Problem requirements: Scan the lines below for "Windows" and copy the matches.

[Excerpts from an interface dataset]

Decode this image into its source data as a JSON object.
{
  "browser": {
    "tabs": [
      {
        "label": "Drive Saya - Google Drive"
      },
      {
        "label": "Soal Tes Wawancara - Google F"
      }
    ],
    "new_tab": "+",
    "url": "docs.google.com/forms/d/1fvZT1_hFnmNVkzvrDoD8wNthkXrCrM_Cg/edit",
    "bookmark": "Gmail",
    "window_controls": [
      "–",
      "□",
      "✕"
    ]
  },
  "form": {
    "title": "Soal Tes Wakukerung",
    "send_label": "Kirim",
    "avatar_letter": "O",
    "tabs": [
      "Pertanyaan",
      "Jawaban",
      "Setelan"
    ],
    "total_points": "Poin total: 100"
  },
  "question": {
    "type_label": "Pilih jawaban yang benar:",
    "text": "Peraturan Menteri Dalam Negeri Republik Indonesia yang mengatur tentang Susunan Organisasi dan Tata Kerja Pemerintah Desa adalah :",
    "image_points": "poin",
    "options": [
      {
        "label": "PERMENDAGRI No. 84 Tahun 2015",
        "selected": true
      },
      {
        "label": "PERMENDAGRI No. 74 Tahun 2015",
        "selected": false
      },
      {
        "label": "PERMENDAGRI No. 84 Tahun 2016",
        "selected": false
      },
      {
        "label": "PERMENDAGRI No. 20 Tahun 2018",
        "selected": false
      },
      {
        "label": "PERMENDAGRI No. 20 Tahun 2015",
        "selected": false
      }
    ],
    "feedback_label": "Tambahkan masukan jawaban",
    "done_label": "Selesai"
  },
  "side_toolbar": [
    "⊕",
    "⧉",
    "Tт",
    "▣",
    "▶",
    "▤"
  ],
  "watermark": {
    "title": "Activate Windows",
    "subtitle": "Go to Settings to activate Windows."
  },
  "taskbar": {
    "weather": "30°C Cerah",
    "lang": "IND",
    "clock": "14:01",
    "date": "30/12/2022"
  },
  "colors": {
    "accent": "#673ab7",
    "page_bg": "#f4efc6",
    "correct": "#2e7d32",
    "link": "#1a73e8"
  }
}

Result for this task:
    "title": "Activate Windows",
    "subtitle": "Go to Settings to activate Windows."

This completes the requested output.